→ Task material:

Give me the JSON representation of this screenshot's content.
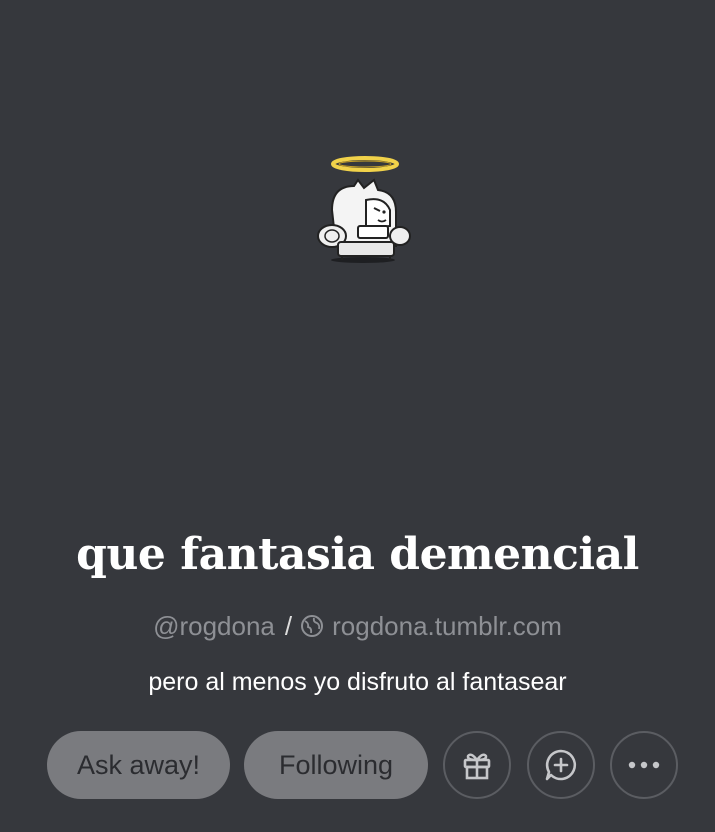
{
  "blog": {
    "title": "que fantasia demencial",
    "handle": "@rogdona",
    "separator": "/",
    "url": "rogdona.tumblr.com",
    "description": "pero al menos yo disfruto al fantasear"
  },
  "actions": {
    "ask_label": "Ask away!",
    "following_label": "Following",
    "gift_icon": "gift-icon",
    "chat_icon": "chat-plus-icon",
    "more_icon": "more-dots-icon"
  },
  "icons": {
    "globe": "globe-icon"
  },
  "colors": {
    "background": "#36383d",
    "button_fill": "#7a7b7f",
    "button_text": "#2b2c30",
    "muted_text": "#8e9095",
    "icon_stroke": "#c6c7ca",
    "halo": "#f1d24a"
  }
}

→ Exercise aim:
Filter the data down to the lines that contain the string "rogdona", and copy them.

→ Solved problem:
    "handle": "@rogdona",
    "url": "rogdona.tumblr.com",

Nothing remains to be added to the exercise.